In the Lilanshimba area, 32–45 chimpanzees in one or two unit-groups inhabited a 316 km2 area (0.10–0.14 bed-building individuals/km2) in 19952. However, Congolese refugee camps were built there in 1997, and their activities seriously damaged the chimpanzees and their habitat. As a result, only a few chimpanzees remained in a 175 km2 area (0.02 individuals/km2) in 20063. Although H. O. and M. Y. confirmed that chimpanzees were surviving in the area when chimpanzees were heard during a stay between 16 and 20 August, 2007, the local population in Lilanshimba was facing extermination. After the Congolese refugees left the refugee camps in 2009, however, local people near Lilanshimba said that the original vegetation gradually began to recover, and some wild animals returned to the area.

If the hypothesis that a Lilanshimba chimpanzee made its way to Tubila is correct, the chimpanzee moved at least 15 km from the north edge of the original habitat.
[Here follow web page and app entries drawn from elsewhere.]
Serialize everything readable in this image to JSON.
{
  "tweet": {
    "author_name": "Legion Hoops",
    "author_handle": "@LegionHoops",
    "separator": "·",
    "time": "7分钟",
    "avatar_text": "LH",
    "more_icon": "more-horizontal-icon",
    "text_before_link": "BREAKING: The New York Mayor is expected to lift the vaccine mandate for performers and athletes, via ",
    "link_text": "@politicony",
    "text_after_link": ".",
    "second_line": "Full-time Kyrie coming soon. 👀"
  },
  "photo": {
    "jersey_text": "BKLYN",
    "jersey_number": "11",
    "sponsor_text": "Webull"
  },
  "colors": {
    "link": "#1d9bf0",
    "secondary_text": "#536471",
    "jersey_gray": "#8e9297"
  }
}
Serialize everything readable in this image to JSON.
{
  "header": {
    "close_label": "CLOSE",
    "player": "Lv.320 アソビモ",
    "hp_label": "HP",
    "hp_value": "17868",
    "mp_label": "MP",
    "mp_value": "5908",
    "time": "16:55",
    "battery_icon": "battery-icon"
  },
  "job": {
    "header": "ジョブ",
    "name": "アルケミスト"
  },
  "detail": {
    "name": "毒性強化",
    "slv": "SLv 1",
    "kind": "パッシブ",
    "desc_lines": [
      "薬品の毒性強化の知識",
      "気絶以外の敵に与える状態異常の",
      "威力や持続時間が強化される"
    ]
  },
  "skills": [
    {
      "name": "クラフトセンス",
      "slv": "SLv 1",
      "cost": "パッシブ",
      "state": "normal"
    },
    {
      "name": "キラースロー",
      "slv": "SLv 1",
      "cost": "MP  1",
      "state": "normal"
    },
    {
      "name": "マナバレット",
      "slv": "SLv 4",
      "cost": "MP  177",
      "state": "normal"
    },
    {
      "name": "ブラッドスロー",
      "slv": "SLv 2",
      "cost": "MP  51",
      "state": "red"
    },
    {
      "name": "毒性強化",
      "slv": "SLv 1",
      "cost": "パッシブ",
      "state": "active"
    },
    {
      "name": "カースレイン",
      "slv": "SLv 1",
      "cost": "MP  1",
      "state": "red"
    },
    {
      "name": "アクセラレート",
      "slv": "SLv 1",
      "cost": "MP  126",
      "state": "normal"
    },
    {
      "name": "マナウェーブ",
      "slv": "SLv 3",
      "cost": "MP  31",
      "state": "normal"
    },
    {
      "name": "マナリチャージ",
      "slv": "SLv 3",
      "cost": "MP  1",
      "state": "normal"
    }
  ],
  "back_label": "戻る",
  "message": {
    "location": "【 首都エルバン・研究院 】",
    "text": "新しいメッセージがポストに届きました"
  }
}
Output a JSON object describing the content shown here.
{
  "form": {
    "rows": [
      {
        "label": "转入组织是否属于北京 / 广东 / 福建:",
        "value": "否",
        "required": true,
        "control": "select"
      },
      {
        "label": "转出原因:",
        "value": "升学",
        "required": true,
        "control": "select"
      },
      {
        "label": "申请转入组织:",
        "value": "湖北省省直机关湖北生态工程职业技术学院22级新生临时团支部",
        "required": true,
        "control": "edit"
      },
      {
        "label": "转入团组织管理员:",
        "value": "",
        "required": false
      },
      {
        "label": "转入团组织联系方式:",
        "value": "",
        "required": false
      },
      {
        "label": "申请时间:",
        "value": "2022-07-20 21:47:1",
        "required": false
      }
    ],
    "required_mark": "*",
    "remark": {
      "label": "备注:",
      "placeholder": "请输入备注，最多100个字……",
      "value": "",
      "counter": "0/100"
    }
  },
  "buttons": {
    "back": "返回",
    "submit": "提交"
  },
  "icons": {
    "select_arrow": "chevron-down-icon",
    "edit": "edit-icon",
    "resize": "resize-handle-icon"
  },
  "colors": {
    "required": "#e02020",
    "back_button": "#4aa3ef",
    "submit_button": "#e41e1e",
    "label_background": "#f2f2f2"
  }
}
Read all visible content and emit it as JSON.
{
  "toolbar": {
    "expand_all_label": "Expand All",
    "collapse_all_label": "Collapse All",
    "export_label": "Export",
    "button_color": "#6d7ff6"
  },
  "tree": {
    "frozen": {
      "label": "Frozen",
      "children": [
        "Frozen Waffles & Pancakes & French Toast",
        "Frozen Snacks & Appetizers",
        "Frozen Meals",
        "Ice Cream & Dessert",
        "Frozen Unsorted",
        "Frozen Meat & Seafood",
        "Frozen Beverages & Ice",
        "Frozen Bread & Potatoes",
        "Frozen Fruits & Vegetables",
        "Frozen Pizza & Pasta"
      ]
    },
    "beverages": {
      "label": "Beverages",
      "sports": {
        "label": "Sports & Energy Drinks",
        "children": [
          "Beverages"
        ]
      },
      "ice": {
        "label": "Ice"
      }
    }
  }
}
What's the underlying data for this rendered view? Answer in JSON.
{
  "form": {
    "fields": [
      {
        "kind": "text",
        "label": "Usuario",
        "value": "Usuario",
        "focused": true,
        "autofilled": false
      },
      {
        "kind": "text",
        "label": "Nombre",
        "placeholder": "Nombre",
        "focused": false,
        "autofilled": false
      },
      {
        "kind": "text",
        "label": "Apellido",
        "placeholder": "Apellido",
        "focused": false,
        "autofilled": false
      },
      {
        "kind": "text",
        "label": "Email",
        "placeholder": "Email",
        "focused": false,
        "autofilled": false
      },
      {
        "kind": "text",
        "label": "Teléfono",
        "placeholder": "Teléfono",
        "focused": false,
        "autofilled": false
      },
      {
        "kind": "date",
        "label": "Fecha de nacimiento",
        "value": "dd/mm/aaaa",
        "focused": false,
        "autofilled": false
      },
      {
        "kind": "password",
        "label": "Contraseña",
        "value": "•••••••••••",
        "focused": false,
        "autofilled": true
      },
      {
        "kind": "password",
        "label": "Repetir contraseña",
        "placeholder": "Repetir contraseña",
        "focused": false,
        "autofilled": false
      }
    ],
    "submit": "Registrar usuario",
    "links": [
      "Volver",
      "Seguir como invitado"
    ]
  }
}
In addition, the 25 km distance between the bed and the south edge of the original home range shows that chimpanzees may have a huge annual home range in the savanna woodland area.

One of the longest records of one day movement by a chimpanzee is 10.7 km at Gombe5. The chimpanzee at Tubila may not have walked 15 km in one day, as there are many places in which a chimpanzee could have slept between Lilanshimba and Tubila. Food scarcity might have promoted the long-range movement, because deforestation by Congolese refugees reduced feeding trees, and because fewer ripe fruits occur during the rainy season than during the dry season (Yoshikawa, unpublished data). It is not surprising that only one bed was found, because chimpanzees disperse into small parties during the rainy season in this area.

On the other hand, however, the chimpanzee at Tubila might have been in progress of possible transfer to another unit-group, although sex of the chimpanzee is unknown. Such long-distance dispersal may still be occurring, potentially producing gene flow between isolated populations in the savanna woodland area, western Tanzania.


We thank Mr. Alex Alufuled and other local research assistants, Dr. G. Idani, Dr. M. Koganezawa, Mr. T. Nemoto, and Dr. J. Moore. This study was permitted by COSTECH and TAWIRI, and financially supported by a Grant-in-Aid for Scientific Research (C) from MEXT (22570223) and AS-HOPE.

  1. Kano T 1972. Distribution and adaptation of the chimpanzee on the eastern shore of Lake Tanganyika. Kyoto Univ Afr Stud 7:37–129.
  2. Kano T, Ogawa H, Asato R, Kanamori M 1999. Distribution and density of wild chimpanzees on the northwestern bank of the Malagarasi River, Tanzania. Primate Res 7:153–162.
  3. Ogawa H, Sakamaki T, Idani G 2006. The influence of Congolese refugees on chimpanzees in the Lilanshimba area, Tanzania. Pan Afr News 13:21–22.
  4. Ndimuligo SA 2008. Assessment of Chimpanzee (Pan troglodytes) Population and Habitat in Kwitanga Forest, Western Tanzania. Master’s dissertation, University of Witwatersrand, Johannesburg.
  5. Wrangham RW 1975. The Behavioural Ecology of Chimpanzees in Gombe National Park Tanzania. Ph.D. Dissertation, Cambridge University, Cambridge.

Back to Contents